There are stretches of the trail which go through fields and are very Midwestern-looking. There are other stretches along the river and through wooded areas. In particular, the wooded areas could have been in any northern area (at times it almost felt like Southern Rhode Island).

On yesterday's ride I saw a box turtle crossing the path, numerous rabbits, both brown and black squirrels, and a chipmunk. I heard lots of crows (they seem to be prevalent in this area) and other birds I cannot identify by song. I did see sparrows and barn swallows. The latter had a nest under the balcony outside my apartment for a time. There are many in the area of the apartment. In previous rides around Carson Park and Half Moon Lake, I have seen what I think is either a crane or a heron (I can't tell, and was riding quickly at that point). I have noticed that the squirrels here are mostly "black" rather than grey.
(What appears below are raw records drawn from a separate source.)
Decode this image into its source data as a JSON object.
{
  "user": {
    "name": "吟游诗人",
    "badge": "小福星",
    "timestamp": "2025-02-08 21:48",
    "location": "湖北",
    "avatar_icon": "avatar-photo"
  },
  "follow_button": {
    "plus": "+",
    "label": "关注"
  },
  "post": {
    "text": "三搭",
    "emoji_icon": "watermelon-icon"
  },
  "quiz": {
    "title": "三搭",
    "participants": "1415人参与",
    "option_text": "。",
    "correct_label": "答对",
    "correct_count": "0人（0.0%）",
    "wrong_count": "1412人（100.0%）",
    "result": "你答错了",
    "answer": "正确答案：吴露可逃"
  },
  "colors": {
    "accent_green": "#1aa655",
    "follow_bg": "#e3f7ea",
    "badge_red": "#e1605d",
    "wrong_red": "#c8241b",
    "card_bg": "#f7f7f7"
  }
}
If you are quiet enough, and slow enough, you get to see a lot. It has been good for me to take the time to sit and watch. While my bike ride was un-eventful weather-wise (well, except for the slight burn on my neck), later in the afternoon, the storms moved in. I sat out and watched as rain moved from south to north, with the rain (and thunderstorm) to the west of where I was sitting. But then the winds changed, and that storm started to come back from the northwest, until it stalled for a bit. It did finally rain, and says that we got almost an inch of rain (and I believe it!).